Daily Management Review

Brexit knocked down the UK mortgage market


09/15/2016


Volume of mortgage lending in the UK by the end of July decreased by 12% compared to the same period last year. This is evidenced by the UK Council of Mortgage Bankers (CML).



nyphotographic.com
nyphotographic.com
Volume of mortgage loans in July amounted to only 10.6 billion pounds ($ 14 billion), up 13% compared with June. There were 58.1 thousand of loans issued for purchase of housing in total in July.

CML experts believe that it is too early to draw any conclusions on whether the decline in July was a temporary response to the Brexit decision, or it is beginning of a slowdown in the housing market.

Volume of loans issued for purchase of housing for those who already owns one residential property fell in July by 21% yoy to 3 billion pounds. This is linked to the fact that the country has earlier introduced an additional stamp duty on purchase of houses for this category of citizens in the amount of 3% of project cost.

The housing market in London is overwhelmed by expectations of low capital inflows, while elite real estate market has suffered from an increase in taxes on sales and oversupply.

This month, sales of London property are longer than usual, despite the decline in prices due to economic uncertainty, which is formed around the decision to leave from the EU.

Nevertheless, the lull will not last long. In 2018, property prices in London will increase by 2%, as the economic situation will somewhat improve. 

Experts predict that cost of real estate will grow by 4% in 2018 across the country. By the beginning of this year, prices on the market fell by 15% compared to the peak in 2014.

Housing prices in the UK have been falling in August for the second consecutive month. High prices have a negative impact on demand by reducing the sales activity, Halifax Bank analysts said.

In July, prices fell by 1.1%, in August - by 0.2%. For the three months through August, prices rose by 0.7% compared to 2014. This is the slowest quarterly growth rate. Compared with the same period a year earlier, prices rose on average by 4.1% to 213930 pounds, despite the fact that for three months, annual rate of price growth has slowed down to lows in 2013.

"Growth in prices of housing has been a trend of the past few months. Further, we can see reduction of annual and quarterly growth rates", - said Martin Ellis, economist at Halifax.

Growth in housing prices should limit demand and stop the rapid rise in prices, he said.
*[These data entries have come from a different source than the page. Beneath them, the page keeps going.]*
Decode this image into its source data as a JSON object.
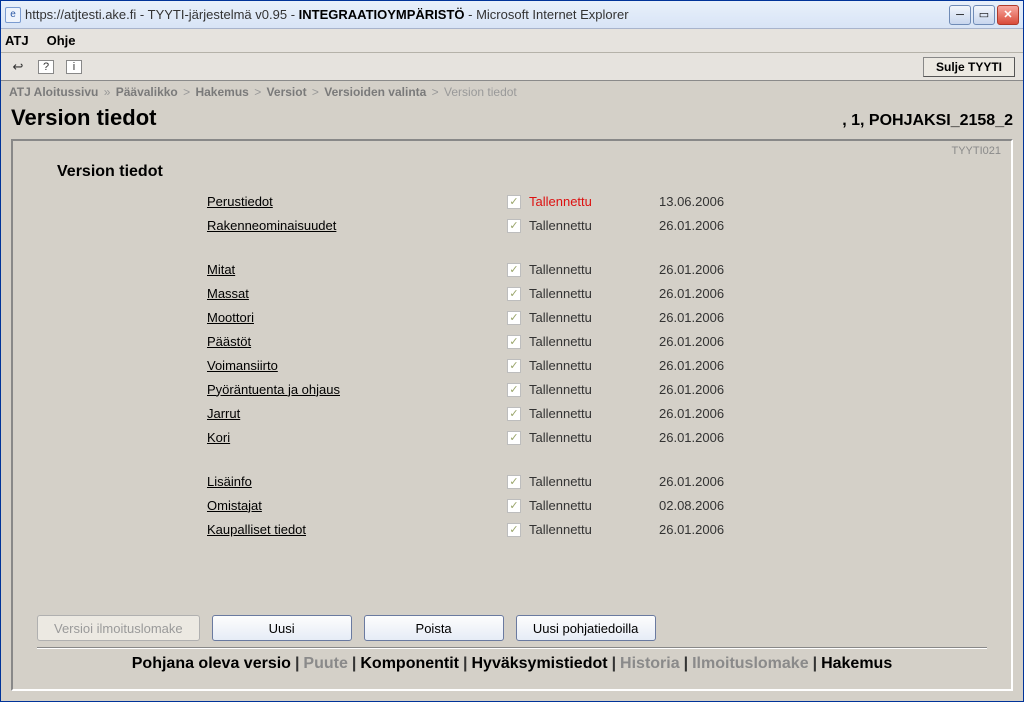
{
  "window": {
    "url": "https://atjtesti.ake.fi",
    "app": "TYYTI-järjestelmä v0.95",
    "env": "INTEGRAATIOYMPÄRISTÖ",
    "browser": "Microsoft Internet Explorer"
  },
  "menu": {
    "atj": "ATJ",
    "ohje": "Ohje"
  },
  "toolbar": {
    "close_label": "Sulje TYYTI"
  },
  "breadcrumb": {
    "items": [
      "ATJ Aloitussivu",
      "Päävalikko",
      "Hakemus",
      "Versiot",
      "Versioiden valinta"
    ],
    "current": "Version tiedot",
    "sep_first": "»",
    "sep": ">"
  },
  "header": {
    "title": "Version tiedot",
    "right": ", 1, POHJAKSI_2158_2"
  },
  "panel": {
    "id": "TYYTI021",
    "section_title": "Version tiedot"
  },
  "rows": [
    {
      "label": "Perustiedot",
      "status": "Tallennettu",
      "date": "13.06.2006",
      "highlight": true
    },
    {
      "label": "Rakenneominaisuudet",
      "status": "Tallennettu",
      "date": "26.01.2006"
    },
    {
      "gap": true
    },
    {
      "label": "Mitat",
      "status": "Tallennettu",
      "date": "26.01.2006"
    },
    {
      "label": "Massat",
      "status": "Tallennettu",
      "date": "26.01.2006"
    },
    {
      "label": "Moottori",
      "status": "Tallennettu",
      "date": "26.01.2006"
    },
    {
      "label": "Päästöt",
      "status": "Tallennettu",
      "date": "26.01.2006"
    },
    {
      "label": "Voimansiirto",
      "status": "Tallennettu",
      "date": "26.01.2006"
    },
    {
      "label": "Pyöräntuenta ja ohjaus",
      "status": "Tallennettu",
      "date": "26.01.2006"
    },
    {
      "label": "Jarrut",
      "status": "Tallennettu",
      "date": "26.01.2006"
    },
    {
      "label": "Kori",
      "status": "Tallennettu",
      "date": "26.01.2006"
    },
    {
      "gap": true
    },
    {
      "label": "Lisäinfo",
      "status": "Tallennettu",
      "date": "26.01.2006"
    },
    {
      "label": "Omistajat",
      "status": "Tallennettu",
      "date": "02.08.2006"
    },
    {
      "label": "Kaupalliset tiedot",
      "status": "Tallennettu",
      "date": "26.01.2006"
    }
  ],
  "buttons": {
    "versioi": "Versioi ilmoituslomake",
    "uusi": "Uusi",
    "poista": "Poista",
    "uusi_pohja": "Uusi pohjatiedoilla"
  },
  "footer": {
    "items": [
      {
        "label": "Pohjana oleva versio",
        "muted": false
      },
      {
        "label": "Puute",
        "muted": true
      },
      {
        "label": "Komponentit",
        "muted": false
      },
      {
        "label": "Hyväksymistiedot",
        "muted": false
      },
      {
        "label": "Historia",
        "muted": true
      },
      {
        "label": "Ilmoituslomake",
        "muted": true
      },
      {
        "label": "Hakemus",
        "muted": false
      }
    ]
  }
}
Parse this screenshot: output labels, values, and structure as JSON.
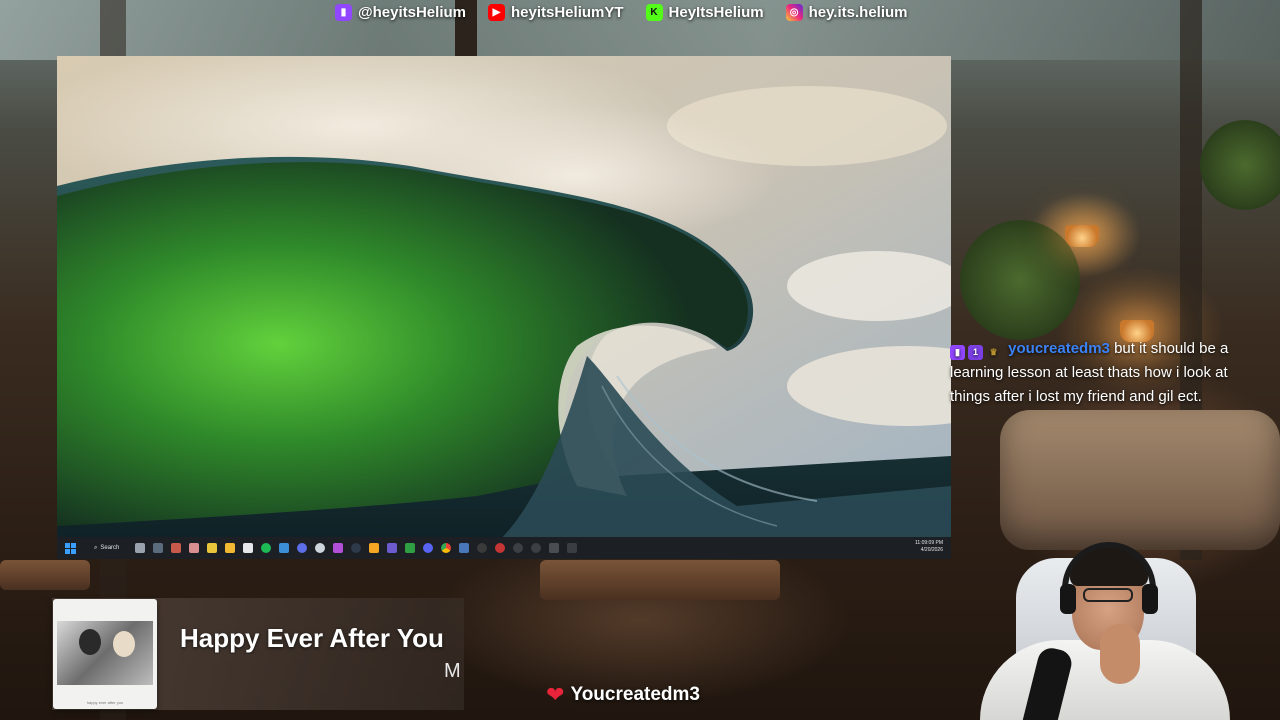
{
  "social_bar": [
    {
      "icon": "twitch-icon",
      "color": "#9146ff",
      "label": "@heyitsHelium"
    },
    {
      "icon": "youtube-icon",
      "color": "#ff0000",
      "label": "heyitsHeliumYT"
    },
    {
      "icon": "kick-icon",
      "color": "#53fc18",
      "label": "HeyItsHelium"
    },
    {
      "icon": "instagram-icon",
      "color": "#d62976",
      "label": "hey.its.helium"
    }
  ],
  "taskbar": {
    "search_label": "Search",
    "time": "11:09:09 PM",
    "date": "4/20/2026"
  },
  "chat": {
    "username": "youcreatedm3",
    "username_color": "#3b82f6",
    "message": "but it should be a learning lesson at least thats how i look at things after i lost my friend and gil ect."
  },
  "now_playing": {
    "title": "Happy Ever After You",
    "artist": "M",
    "album_caption": "happy ever after you"
  },
  "follower_alert": {
    "name": "Youcreatedm3"
  }
}
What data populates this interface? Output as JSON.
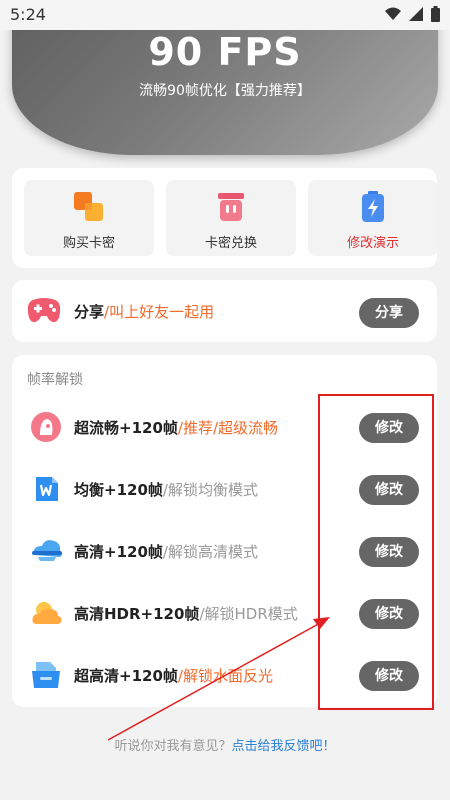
{
  "status": {
    "time": "5:24"
  },
  "hero": {
    "fps": "90 FPS",
    "subtitle": "流畅90帧优化【强力推荐】"
  },
  "quick": [
    {
      "label": "购买卡密",
      "icon": "squares-icon"
    },
    {
      "label": "卡密兑换",
      "icon": "bin-icon"
    },
    {
      "label": "修改演示",
      "icon": "battery-bolt-icon",
      "color": "#e03030"
    }
  ],
  "share": {
    "title": "分享",
    "desc": "/叫上好友一起用",
    "button": "分享"
  },
  "unlock": {
    "heading": "帧率解锁",
    "items": [
      {
        "title": "超流畅+120帧",
        "desc": "/推荐/超级流畅",
        "desc_color": "#f26a2a",
        "button": "修改"
      },
      {
        "title": "均衡+120帧",
        "desc": "/解锁均衡模式",
        "desc_color": "#999999",
        "button": "修改"
      },
      {
        "title": "高清+120帧",
        "desc": "/解锁高清模式",
        "desc_color": "#999999",
        "button": "修改"
      },
      {
        "title": "高清HDR+120帧",
        "desc": "/解锁HDR模式",
        "desc_color": "#999999",
        "button": "修改"
      },
      {
        "title": "超高清+120帧",
        "desc": "/解锁水面反光",
        "desc_color": "#f26a2a",
        "button": "修改"
      }
    ]
  },
  "footer": {
    "prefix": "听说你对我有意见？",
    "link": "点击给我反馈吧！"
  },
  "colors": {
    "accent": "#f26a2a",
    "button": "#666666",
    "annotation": "#e02020",
    "link": "#2a7fd6"
  }
}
"We do not expect activity in the housing market in the coming months. The prices are now under pressure from the uncertainty affecting the economy, consumer confidence and their willingness to participate in major transactions. Once Britain formally launches the procedure of exit from the EU, we suspect that the situation will worsen", - said Howard Archer, chief economist at IHS Global Insight in London. 

source: bbc.com, marketwatch.com






Science & Technology

Retailers Could Transform The Market Scenario Into Smart Shopping Experience For The Consumers With The Cloud

A Way To Unlock Wannacry Without Ransom Found By French Researchers

China to introduce face recognition payment system

Clues To Ransomware Worm's Lingering Risks Found By Security Experts

Nasdaq Brings ‘Analytics Hub’ To Provide Enhanced Trading Experience

Through XFi Launch, Comcast Moves Closer To Home Connectivity

Is SWIFT really safe?

Uber To Take The Skies To Fly Its Cars

Virtual reality market reaches point of disillusion

Newly Developed ‘Artificial Photosynthesis’ Device Converts CO2 Into Car Fuel

World Politics

World & Politics

Seven best tourist destinations in Europe

Germany and France set up to stabilize the eurozone

Greek parliament adopts new austerity measures

Academic Says, Trump's Downfall Is Kept At Bay By White Identity Politics

Germany Will Not Sign Any Statement On ‘China's Belt and Road Forum’ Without Equal Rights On Free Trade

The Fear Of Renewed Large-Scale Cyber ‘Ransomeware Threat’ On Monday Grip The World

ASEAN's Next 50 Years Could Be Shaped By These Three Ideas

US to expand the airline electronics ban